2024 Vendée Globe: Stay in the race
The world tour is now being prepared within the offshore racing teams. For Team Fabrice Amedeo, the project to transform the 60' monohull took shape in the summer of 2021.
Quite quickly, I realized that there were a lot of boats under construction for the Vendée Globe 2024, 13 new IMOCAs should indeed be at the start of the next round the world race in addition to the 8 generation 2020 boats. That is 21 IMOCAs with large foils to which are added the boats already transformed like that of Romain Attanasio or that of Arnaud Boissières. Out of 35 or 40 boats at the start, we would have had at least 25, or even more, which would have been faster than us. So we had to develop the boat to stay in the competition, analyzes Fabrice Amedeo.
A pragmatic approach and unstoppable arguments
The skipper has two ideas in mind: finding the most reliable and efficient solution possible, and studying the feasibility of reusing existing foils. Fabrice Amedeo has approached Michel Desjoyeaux.
I did a bit like when I was a journalist. I asked him: 'If you had to make a really typical boat for the next Vendée Globe, what would you do? ' And he answered me without hesitation that he would put foils in C for several reasons.
- Retractable foils. “We can bring them in when the conditions become dangerous or in areas where there are a lot of whales, for example, explains Fabrice. It's a great security feature. »
Modular foils. "It's not ON or OFF. You can put 100%, 80%, 60% of the foil depending on where you want to put the cursor, which is very interesting in terms of performance. »
- Very fast foils downwind. “Often, some boats stop flying from 135° of the wind. With these foils, we will be able to slide a little more downwind and continue to fly,” concludes the skipper.
- So many particularly interesting advantages for a race like the Vendée Globe in which downwind is the predominant gait. And whose course, long and crossing very hostile areas like the Deep South, requires greater versatility than in transatlantic races.
An ambitious and exciting project
Nine people joined the five members of the Team to carry out this project.
There was a bit of pressure at the start, it was not easy to orchestrate, but Eric Lamy, my new Team manager, handled it all with a master hand, says Fabrice. Working as a team allows the construction site to move forward very quickly. There is a real beautiful energy, everyone is happy. It already plants the good seed to be happy to be at sea, on a beautiful boat, and to seek performance and overtaking. In pure speed we will still be slower than the 2020 and 2024 generation boats, but we are going to reduce this gap. And then the Vendée Globe is an atypical race in which you cannot push the boats 100%. In these moments when we slow down, my boat is going to be very interesting because it has a fairly powerful hull that will be more tolerant than those of new generation boats. The latter are also increasingly sharp and long to handle.

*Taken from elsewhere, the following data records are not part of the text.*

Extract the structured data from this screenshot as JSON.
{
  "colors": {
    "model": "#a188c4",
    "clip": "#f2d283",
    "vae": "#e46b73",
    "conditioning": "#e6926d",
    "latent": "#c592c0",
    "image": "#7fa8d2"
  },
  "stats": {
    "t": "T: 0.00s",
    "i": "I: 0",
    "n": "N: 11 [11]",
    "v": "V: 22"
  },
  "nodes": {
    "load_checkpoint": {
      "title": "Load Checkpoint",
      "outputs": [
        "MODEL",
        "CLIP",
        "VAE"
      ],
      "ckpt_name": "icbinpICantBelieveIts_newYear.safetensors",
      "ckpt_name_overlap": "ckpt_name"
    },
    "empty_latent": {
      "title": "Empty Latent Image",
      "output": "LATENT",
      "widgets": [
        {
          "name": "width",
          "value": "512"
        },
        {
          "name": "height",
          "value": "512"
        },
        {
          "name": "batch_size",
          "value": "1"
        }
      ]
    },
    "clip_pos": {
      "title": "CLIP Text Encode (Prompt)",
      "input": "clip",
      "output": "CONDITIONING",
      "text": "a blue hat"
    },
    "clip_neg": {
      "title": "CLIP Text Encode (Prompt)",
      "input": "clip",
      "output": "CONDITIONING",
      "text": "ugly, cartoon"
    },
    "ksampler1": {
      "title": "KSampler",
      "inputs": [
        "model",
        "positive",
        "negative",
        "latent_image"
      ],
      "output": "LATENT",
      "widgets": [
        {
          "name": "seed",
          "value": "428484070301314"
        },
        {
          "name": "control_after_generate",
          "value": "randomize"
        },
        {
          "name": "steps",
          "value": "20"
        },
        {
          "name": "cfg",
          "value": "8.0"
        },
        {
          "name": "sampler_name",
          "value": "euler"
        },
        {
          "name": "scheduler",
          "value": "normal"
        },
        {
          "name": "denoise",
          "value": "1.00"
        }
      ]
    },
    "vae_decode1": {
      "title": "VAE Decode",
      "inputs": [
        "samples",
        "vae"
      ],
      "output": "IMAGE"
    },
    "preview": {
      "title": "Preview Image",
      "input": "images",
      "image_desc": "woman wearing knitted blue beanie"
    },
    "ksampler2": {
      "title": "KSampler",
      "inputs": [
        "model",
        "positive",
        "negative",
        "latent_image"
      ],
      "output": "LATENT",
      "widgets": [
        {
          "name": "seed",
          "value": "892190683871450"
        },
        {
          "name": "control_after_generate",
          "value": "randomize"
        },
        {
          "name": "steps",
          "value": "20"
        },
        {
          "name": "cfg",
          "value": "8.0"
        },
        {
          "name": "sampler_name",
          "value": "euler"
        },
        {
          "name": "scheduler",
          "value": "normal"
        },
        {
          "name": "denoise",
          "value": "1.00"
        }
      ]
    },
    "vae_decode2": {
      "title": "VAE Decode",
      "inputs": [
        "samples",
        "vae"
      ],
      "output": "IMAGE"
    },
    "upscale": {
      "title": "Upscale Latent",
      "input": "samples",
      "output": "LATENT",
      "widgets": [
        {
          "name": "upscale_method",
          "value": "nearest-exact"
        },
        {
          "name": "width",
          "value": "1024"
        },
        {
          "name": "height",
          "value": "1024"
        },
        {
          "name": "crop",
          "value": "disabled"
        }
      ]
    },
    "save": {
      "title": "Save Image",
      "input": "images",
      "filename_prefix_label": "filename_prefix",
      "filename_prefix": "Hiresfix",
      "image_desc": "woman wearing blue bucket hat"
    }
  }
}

Until then, a great solo season awaits Fabrice Amedeo, well aware that a learning task awaits him at the end of the yard scheduled for mid-April: the Bermuda 1000 Race in May, the Vendée - Arctic - Les Sables d'Olonne in June, the Défi Azimut in September and then the mythical Route du Rhum in November are on the programme.
It's a good thing to have done this work early. We have three seasons to prepare for the Vendée Globe, to familiarize ourselves with the boat in its new version and to make it reliable. I talk a lot with Eric Lamy, who had done a similar job with Initiatives Cœur, and I'm well aware that I'm going to have a boat that's going to be faster, more impressive, with different settings and new sensations. It's going to be a huge challenge learning to sail this 'new boat' and it's very exciting,” concludes the skipper.
Like Fabrice's approach around his sporting and ecological project, our Alizés Strategic Plan, ambitious and exciting, guides our transformation to stay in the race.